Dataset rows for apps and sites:
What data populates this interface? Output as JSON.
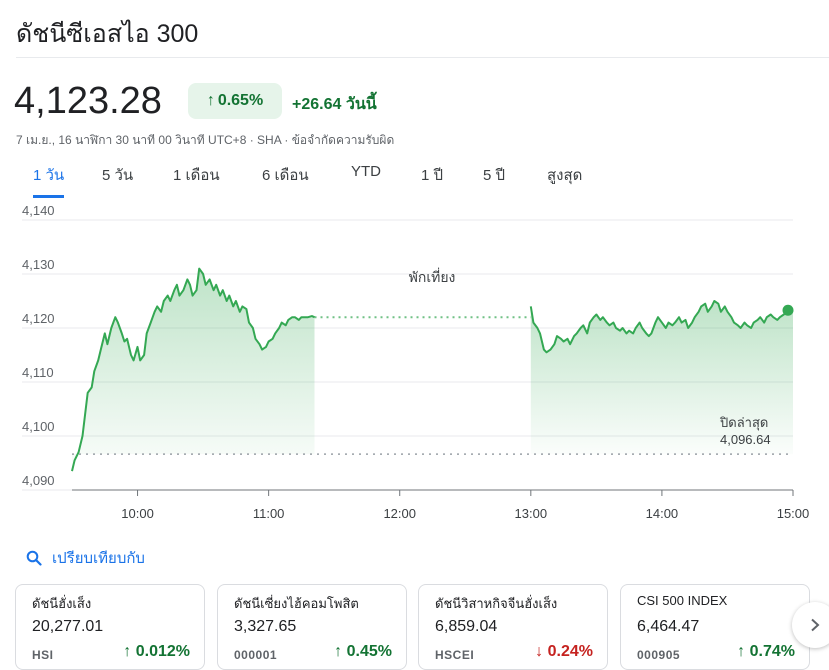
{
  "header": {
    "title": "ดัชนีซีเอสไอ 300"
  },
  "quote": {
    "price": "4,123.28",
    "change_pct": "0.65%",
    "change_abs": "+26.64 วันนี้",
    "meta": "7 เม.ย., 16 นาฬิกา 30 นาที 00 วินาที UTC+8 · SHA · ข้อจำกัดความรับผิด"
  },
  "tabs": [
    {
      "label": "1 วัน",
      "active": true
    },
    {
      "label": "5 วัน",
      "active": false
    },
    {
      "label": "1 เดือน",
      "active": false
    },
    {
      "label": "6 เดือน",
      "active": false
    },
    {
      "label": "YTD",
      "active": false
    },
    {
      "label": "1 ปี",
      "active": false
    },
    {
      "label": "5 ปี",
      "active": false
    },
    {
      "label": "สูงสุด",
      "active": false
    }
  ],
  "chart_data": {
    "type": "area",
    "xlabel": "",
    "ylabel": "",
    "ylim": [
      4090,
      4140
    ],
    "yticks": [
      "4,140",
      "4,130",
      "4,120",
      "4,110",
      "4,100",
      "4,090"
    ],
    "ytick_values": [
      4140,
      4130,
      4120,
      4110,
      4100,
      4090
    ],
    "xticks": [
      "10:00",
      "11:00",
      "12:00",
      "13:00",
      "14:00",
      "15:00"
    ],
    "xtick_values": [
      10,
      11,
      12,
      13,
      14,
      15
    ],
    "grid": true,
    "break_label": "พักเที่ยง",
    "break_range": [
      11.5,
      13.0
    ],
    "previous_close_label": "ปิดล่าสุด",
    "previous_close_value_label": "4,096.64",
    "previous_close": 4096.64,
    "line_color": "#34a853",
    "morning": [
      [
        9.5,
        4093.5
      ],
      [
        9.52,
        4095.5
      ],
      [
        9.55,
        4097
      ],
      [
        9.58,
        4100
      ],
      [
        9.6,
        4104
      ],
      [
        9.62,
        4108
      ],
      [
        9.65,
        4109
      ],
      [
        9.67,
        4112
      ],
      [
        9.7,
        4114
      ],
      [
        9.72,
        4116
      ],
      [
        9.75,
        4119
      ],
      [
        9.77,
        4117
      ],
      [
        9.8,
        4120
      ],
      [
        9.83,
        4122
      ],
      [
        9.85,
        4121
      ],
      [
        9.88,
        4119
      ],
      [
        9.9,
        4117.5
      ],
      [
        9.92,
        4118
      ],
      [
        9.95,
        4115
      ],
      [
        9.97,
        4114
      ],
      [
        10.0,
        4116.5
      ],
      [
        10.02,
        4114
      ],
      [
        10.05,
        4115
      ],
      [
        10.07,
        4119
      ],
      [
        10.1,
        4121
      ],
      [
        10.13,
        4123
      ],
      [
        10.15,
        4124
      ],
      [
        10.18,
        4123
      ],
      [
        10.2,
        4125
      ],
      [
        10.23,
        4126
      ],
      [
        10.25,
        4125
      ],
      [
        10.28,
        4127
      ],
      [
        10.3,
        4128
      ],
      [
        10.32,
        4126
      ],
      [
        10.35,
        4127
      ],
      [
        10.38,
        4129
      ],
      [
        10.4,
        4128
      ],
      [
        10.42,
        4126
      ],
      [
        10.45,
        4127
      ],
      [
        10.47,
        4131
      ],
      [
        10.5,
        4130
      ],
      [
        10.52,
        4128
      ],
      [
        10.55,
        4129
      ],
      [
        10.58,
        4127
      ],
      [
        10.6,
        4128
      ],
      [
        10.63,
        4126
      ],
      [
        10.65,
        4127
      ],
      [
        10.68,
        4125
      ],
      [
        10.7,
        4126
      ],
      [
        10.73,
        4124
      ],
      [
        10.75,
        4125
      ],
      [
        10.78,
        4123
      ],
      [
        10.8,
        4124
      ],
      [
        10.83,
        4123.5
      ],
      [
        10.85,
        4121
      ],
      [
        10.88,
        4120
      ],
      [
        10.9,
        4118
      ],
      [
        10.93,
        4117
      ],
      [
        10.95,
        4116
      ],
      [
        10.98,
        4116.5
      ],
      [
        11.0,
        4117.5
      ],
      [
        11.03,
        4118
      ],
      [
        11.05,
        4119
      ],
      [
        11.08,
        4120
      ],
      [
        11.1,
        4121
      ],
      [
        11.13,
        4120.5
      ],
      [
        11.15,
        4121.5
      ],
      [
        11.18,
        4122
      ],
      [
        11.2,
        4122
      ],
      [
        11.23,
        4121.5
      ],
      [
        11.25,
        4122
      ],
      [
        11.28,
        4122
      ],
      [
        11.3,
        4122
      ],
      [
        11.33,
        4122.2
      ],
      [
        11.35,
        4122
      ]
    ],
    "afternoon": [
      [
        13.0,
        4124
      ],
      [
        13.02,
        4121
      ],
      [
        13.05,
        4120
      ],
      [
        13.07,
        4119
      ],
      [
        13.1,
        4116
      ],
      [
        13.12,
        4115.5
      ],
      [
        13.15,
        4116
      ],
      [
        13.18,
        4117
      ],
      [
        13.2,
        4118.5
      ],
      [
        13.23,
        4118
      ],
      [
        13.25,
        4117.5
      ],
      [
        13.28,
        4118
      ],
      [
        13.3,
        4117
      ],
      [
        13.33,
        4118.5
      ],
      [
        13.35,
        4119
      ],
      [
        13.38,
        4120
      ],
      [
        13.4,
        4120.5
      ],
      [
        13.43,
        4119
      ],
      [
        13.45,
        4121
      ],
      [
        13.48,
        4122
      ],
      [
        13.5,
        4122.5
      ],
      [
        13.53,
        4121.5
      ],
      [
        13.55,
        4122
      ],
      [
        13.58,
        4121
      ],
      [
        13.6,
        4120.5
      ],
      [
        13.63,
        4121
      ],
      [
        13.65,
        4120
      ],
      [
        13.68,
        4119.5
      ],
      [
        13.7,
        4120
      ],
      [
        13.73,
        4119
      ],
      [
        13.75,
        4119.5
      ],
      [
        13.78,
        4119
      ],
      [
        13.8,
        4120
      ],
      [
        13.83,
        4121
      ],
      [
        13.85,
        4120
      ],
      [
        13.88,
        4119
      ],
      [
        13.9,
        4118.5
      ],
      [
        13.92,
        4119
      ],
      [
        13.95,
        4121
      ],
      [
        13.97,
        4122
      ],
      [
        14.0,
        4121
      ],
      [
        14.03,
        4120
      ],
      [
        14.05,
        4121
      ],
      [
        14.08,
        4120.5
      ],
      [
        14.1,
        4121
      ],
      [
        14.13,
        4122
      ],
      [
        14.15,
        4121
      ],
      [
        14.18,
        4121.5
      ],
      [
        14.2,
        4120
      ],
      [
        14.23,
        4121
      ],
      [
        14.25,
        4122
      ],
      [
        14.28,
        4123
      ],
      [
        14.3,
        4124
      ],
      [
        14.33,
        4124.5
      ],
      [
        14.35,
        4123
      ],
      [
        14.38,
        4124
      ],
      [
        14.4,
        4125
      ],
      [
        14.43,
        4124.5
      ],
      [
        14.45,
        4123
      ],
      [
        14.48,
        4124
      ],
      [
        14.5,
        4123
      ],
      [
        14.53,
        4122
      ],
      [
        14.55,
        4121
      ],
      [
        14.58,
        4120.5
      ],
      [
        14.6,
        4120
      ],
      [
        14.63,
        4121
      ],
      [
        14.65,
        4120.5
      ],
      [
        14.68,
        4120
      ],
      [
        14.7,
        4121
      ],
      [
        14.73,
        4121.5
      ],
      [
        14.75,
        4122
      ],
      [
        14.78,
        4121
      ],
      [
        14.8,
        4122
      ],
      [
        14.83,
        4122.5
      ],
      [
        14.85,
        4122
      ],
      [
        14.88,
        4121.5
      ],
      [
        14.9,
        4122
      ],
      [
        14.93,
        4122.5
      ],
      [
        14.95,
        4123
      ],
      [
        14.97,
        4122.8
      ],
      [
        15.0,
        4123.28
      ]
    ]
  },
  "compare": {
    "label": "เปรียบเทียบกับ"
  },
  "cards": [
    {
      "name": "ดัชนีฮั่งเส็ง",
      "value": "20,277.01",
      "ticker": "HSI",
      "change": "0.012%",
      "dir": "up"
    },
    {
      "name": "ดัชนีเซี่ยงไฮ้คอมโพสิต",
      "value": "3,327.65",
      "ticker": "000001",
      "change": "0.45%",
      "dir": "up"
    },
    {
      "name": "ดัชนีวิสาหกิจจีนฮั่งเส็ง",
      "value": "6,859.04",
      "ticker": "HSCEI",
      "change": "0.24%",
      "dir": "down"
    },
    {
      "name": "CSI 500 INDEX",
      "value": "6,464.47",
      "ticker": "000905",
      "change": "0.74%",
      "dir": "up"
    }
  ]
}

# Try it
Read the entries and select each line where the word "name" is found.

# Exercise output
      "name": "ดัชนีฮั่งเส็ง",
      "name": "ดัชนีเซี่ยงไฮ้คอมโพสิต",
      "name": "ดัชนีวิสาหกิจจีนฮั่งเส็ง",
      "name": "CSI 500 INDEX",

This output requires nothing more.